#### Task to carry out:
Filter the records, keeping every line that has the string "from".

#### Data provided:
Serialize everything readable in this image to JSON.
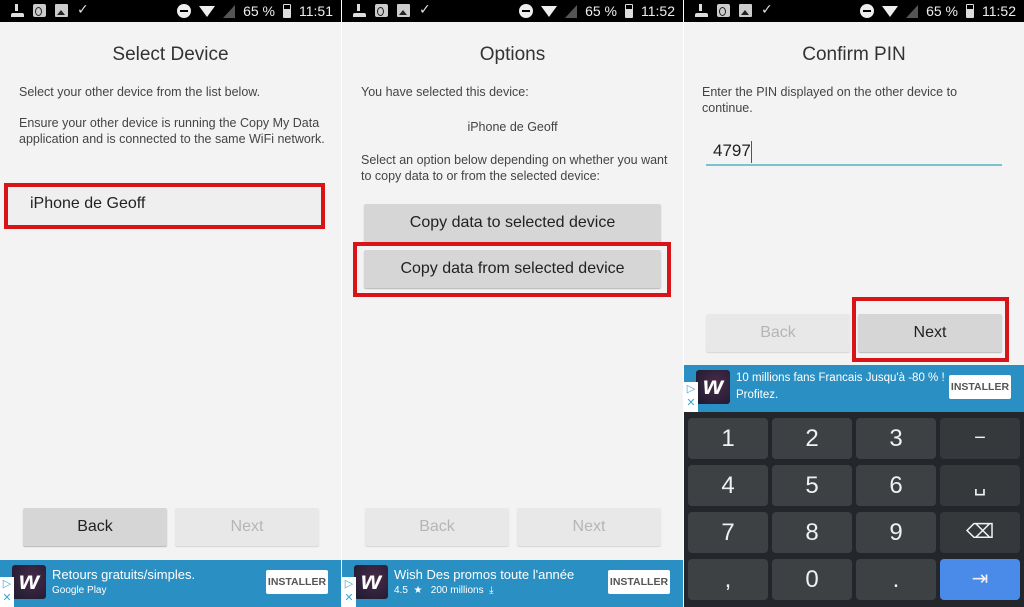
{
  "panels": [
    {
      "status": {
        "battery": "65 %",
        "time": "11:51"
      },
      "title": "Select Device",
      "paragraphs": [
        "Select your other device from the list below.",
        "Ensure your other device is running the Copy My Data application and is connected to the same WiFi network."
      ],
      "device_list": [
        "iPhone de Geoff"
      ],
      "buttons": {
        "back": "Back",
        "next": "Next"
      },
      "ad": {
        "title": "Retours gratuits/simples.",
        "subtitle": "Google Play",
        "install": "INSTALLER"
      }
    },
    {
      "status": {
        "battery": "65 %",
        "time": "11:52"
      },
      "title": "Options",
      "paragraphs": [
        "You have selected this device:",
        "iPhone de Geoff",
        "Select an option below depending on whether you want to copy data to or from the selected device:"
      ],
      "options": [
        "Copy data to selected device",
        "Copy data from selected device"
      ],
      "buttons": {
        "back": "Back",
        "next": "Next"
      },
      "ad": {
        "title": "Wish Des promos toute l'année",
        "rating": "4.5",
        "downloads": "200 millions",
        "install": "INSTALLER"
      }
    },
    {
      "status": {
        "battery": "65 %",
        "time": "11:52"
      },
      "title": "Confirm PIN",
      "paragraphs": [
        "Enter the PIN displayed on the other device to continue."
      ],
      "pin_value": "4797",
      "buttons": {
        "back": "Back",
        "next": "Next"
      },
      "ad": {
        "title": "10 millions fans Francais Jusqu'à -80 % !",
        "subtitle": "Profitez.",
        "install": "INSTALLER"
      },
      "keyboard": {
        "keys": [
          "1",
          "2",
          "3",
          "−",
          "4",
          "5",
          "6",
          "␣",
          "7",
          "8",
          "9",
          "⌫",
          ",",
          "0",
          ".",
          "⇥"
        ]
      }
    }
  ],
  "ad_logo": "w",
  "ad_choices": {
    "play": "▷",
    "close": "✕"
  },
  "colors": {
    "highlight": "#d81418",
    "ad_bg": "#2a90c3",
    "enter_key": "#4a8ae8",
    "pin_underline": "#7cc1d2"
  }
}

#### Solution to this problem:
        "Select your other device from the list below.",
        "Select an option below depending on whether you want to copy data to or from the selected device:"
        "Copy data from selected device"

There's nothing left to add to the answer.